Below are some entries; state how many of their lines contain the word "screenshot", with nothing else in the reply.

Web page and app entries:

>>

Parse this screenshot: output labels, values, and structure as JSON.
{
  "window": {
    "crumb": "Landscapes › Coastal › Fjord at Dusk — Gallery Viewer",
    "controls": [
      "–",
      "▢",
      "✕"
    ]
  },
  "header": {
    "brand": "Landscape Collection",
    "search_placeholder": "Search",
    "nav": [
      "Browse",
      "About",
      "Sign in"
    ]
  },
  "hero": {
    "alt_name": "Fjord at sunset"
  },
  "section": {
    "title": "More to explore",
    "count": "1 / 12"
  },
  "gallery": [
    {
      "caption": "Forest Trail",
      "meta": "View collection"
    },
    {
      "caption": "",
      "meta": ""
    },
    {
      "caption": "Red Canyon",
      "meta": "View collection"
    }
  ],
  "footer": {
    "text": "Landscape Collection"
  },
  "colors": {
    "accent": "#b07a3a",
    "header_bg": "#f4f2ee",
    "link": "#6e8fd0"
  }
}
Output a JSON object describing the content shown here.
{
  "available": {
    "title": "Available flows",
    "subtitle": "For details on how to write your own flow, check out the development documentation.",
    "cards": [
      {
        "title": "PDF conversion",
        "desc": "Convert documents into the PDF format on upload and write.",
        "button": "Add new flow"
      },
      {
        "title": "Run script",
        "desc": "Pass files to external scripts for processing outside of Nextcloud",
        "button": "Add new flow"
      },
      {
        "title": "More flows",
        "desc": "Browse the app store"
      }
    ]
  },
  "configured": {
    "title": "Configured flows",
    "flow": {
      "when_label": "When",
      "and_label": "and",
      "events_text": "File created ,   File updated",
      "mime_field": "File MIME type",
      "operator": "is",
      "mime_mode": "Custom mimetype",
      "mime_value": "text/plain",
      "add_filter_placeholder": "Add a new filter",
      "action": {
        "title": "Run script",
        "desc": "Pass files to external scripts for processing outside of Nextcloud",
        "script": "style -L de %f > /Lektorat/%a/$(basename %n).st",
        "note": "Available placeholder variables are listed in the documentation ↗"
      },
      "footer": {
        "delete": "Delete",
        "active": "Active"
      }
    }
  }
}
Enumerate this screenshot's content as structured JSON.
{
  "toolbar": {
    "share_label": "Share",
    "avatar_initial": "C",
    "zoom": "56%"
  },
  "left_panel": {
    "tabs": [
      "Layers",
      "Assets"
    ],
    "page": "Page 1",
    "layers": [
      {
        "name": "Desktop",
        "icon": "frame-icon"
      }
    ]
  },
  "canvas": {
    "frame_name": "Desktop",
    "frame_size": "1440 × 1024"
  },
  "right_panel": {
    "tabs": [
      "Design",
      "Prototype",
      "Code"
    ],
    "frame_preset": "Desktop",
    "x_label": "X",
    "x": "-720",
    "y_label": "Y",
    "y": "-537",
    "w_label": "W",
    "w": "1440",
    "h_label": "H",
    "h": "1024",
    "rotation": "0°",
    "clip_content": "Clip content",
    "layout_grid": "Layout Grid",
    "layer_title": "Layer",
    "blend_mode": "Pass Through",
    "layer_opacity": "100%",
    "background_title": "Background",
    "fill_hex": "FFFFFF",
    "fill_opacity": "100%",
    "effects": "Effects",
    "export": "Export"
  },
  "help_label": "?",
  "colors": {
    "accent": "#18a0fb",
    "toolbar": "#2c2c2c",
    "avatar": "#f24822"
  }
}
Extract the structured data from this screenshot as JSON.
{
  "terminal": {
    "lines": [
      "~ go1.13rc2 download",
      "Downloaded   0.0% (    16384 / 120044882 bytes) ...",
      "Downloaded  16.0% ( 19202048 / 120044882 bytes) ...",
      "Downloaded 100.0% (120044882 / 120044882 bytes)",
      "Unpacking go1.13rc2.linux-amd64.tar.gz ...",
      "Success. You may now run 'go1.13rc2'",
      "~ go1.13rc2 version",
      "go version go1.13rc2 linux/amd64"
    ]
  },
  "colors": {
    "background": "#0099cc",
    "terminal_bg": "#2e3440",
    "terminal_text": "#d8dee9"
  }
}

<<
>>

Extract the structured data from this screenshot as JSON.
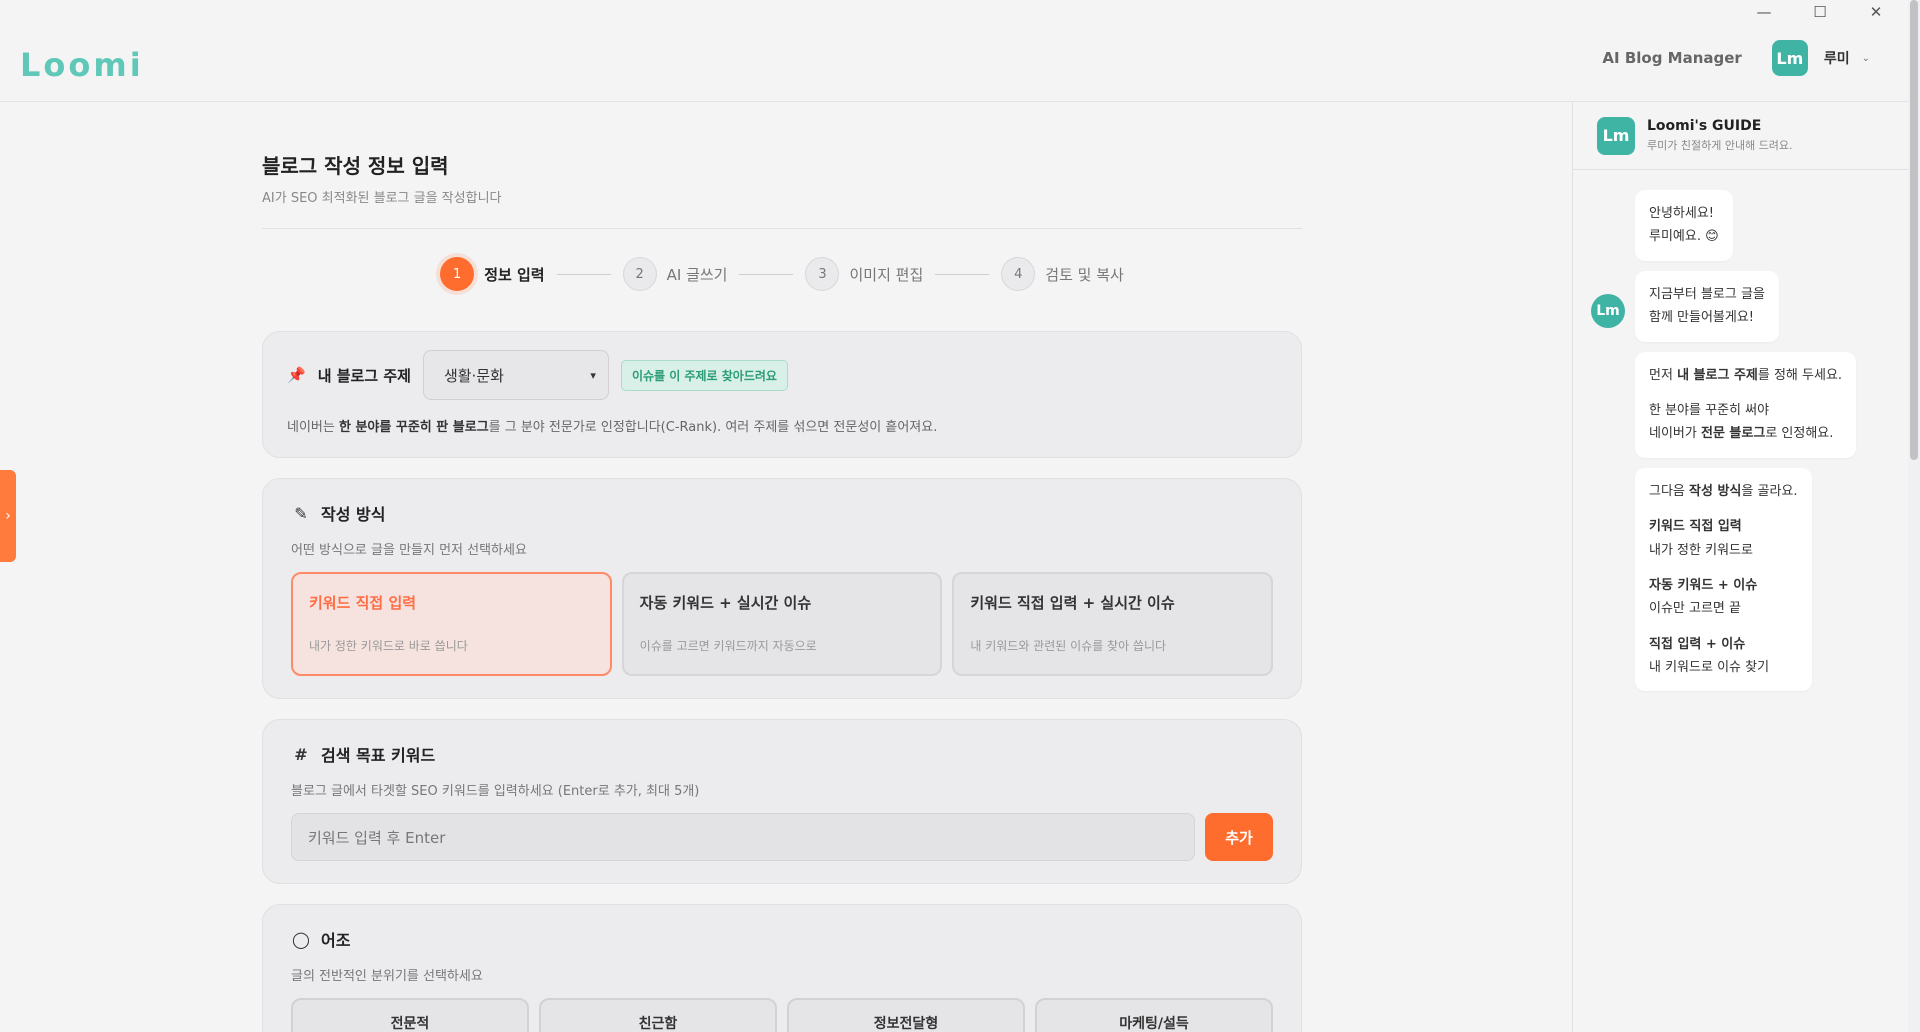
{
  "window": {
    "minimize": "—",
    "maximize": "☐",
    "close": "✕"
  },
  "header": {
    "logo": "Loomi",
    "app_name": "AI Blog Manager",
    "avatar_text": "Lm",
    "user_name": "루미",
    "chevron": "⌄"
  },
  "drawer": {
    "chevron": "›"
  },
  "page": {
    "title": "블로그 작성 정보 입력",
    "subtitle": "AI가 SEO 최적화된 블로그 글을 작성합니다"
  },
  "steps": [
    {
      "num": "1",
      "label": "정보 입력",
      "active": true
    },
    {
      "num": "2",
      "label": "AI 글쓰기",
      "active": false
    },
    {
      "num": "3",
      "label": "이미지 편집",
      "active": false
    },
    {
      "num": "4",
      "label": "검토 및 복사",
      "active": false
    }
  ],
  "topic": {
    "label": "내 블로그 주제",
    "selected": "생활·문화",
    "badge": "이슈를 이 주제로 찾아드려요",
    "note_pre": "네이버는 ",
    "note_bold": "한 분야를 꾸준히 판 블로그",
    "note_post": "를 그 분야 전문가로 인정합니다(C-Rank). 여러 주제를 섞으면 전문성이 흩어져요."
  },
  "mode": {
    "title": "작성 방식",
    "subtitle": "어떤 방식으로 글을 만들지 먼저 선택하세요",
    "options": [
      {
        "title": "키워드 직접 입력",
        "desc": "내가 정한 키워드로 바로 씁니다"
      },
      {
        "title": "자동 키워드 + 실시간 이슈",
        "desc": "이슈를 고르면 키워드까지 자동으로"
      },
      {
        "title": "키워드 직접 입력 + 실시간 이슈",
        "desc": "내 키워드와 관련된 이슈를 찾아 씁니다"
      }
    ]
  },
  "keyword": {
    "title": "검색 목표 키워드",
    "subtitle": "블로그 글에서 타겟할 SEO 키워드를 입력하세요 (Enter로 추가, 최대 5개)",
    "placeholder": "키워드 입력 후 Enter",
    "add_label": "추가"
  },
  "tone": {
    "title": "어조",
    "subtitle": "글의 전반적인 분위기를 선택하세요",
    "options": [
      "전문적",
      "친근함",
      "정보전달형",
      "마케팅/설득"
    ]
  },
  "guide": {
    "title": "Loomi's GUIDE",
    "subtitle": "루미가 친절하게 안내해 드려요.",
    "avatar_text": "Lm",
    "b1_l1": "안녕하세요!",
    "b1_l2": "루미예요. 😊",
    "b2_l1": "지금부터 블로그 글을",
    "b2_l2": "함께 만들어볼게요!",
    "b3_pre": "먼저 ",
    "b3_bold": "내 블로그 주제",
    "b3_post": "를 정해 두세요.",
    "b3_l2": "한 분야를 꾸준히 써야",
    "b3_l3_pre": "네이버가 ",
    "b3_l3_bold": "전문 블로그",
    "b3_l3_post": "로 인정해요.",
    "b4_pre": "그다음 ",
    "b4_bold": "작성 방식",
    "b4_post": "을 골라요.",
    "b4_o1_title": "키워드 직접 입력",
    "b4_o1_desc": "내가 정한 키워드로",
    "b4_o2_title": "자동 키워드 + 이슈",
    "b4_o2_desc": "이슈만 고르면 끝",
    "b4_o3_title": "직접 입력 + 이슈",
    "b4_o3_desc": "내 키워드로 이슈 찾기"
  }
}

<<
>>

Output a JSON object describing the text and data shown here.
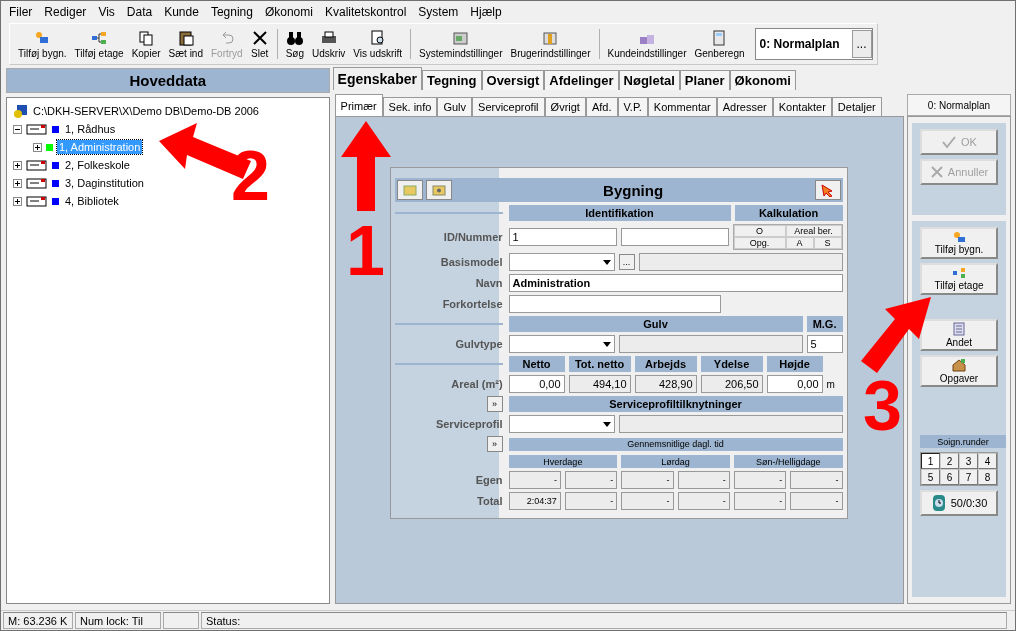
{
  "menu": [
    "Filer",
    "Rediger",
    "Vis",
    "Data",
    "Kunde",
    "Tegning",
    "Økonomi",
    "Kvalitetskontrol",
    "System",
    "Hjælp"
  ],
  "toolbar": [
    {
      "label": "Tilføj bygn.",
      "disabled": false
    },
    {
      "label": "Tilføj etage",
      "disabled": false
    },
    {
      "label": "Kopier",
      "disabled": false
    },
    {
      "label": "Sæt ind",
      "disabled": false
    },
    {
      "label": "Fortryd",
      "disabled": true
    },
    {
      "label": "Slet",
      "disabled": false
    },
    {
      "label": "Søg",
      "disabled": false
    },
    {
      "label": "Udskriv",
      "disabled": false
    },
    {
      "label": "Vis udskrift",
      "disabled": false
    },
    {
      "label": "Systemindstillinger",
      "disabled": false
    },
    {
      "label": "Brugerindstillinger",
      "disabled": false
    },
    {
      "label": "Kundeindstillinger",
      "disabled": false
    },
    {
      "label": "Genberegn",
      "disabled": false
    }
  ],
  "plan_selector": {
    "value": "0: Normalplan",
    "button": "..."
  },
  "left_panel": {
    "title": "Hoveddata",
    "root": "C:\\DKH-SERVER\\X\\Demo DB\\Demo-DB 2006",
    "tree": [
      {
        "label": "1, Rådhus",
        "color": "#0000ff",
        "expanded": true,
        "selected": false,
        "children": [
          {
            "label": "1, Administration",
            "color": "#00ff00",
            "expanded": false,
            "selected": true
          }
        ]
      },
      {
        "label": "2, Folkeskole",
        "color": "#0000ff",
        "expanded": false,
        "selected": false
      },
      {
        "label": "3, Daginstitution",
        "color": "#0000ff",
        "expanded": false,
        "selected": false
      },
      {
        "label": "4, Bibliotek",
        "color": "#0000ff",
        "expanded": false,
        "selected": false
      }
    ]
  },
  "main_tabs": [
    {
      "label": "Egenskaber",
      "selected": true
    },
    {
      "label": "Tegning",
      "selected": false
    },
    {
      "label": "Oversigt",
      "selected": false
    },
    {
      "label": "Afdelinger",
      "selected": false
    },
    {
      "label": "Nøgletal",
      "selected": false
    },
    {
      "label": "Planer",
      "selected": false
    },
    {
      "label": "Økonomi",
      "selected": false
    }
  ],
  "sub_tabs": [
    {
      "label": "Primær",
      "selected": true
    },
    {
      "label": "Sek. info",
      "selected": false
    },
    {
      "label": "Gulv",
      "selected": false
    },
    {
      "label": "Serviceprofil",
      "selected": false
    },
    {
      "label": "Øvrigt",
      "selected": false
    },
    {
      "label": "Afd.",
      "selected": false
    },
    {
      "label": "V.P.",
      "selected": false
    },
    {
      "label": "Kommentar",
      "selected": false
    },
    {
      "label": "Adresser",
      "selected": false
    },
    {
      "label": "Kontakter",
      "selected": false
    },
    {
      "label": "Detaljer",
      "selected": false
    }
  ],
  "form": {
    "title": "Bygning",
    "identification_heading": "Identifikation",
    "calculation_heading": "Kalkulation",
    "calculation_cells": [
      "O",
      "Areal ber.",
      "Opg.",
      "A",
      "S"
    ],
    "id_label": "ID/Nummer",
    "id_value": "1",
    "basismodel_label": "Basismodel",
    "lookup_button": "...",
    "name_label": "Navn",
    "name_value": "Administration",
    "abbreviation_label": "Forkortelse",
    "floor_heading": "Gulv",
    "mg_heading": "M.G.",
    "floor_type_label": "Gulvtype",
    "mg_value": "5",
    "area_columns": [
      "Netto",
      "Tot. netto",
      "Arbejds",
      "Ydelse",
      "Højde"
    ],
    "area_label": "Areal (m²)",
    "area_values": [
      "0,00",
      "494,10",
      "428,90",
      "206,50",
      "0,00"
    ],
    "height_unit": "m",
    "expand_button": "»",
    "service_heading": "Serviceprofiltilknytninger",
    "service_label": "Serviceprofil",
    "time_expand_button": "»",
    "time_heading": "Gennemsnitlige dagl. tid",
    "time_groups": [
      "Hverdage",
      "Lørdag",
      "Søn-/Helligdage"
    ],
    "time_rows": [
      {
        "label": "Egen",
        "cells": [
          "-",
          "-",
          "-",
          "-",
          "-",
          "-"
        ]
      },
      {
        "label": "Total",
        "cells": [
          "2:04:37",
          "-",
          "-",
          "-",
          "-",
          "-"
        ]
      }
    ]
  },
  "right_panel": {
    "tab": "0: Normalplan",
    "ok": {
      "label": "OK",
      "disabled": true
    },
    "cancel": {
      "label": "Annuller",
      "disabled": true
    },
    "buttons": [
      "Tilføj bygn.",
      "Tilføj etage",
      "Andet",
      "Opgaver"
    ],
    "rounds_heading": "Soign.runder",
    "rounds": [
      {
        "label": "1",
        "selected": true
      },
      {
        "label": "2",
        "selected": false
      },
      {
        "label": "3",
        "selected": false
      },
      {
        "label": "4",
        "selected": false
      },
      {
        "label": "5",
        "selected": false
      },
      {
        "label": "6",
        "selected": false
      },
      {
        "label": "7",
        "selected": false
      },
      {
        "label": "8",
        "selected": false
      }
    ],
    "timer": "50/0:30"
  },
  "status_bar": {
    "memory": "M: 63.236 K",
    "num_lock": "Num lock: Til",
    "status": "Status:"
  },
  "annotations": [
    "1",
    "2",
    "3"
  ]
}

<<

> **PROBLEM SOLUTION**: 4